_Prompt_. The lines to copy are those in the listing below that contain the word "icon".

_Input records_.
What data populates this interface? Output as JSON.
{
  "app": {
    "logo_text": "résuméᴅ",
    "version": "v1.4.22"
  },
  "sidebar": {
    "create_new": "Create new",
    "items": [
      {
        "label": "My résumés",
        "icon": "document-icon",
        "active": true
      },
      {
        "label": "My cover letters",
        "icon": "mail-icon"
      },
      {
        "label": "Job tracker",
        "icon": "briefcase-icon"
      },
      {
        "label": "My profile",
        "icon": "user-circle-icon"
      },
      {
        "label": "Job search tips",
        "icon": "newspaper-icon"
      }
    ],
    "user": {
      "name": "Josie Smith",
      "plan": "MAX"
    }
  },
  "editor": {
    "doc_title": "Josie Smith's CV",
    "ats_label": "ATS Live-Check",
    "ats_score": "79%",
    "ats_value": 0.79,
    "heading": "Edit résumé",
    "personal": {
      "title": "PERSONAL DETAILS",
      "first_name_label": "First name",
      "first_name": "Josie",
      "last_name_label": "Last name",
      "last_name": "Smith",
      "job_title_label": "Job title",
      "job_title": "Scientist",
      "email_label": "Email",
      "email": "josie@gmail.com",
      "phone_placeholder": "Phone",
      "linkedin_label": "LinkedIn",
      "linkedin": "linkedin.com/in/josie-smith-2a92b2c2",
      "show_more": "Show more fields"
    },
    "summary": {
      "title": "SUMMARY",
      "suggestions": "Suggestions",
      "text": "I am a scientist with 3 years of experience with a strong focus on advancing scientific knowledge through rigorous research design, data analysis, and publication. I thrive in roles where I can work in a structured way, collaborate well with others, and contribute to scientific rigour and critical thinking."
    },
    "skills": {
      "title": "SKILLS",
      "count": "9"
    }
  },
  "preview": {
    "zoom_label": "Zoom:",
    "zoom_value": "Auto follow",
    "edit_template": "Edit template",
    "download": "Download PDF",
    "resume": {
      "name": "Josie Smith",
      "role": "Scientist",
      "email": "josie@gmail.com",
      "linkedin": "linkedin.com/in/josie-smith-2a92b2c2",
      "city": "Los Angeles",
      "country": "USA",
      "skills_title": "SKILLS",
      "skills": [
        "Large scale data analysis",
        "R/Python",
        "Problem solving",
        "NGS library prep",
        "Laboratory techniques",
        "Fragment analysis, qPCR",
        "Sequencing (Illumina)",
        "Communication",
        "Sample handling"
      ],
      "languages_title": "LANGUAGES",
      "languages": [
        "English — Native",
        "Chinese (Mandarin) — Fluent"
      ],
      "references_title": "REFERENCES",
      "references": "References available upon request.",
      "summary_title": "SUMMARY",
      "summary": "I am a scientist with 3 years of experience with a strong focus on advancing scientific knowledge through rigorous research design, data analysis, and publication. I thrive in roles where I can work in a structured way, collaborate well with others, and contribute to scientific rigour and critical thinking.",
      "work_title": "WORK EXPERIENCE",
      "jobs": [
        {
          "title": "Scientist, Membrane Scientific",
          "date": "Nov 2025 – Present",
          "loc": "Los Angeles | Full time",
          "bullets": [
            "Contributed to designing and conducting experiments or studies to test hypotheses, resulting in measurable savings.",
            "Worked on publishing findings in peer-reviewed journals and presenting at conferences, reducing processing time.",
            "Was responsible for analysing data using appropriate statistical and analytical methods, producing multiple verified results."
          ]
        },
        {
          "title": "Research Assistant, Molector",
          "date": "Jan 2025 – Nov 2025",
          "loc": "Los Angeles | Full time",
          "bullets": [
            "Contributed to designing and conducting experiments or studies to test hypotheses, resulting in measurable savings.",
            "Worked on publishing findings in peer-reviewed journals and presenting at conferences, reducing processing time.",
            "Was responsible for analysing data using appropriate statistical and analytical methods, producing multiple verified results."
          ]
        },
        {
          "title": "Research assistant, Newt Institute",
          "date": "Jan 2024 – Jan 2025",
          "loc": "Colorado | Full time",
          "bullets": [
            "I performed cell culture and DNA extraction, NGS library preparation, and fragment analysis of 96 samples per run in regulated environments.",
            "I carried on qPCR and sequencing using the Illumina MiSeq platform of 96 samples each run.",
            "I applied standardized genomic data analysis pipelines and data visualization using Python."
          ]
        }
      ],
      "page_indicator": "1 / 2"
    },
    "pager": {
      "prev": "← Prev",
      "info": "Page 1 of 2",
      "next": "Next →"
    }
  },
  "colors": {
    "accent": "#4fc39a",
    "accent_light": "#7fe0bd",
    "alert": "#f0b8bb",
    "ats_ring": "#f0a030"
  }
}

_Completed exercise_.
        "icon": "document-icon",
        "icon": "mail-icon"
        "icon": "briefcase-icon"
        "icon": "user-circle-icon"
        "icon": "newspaper-icon"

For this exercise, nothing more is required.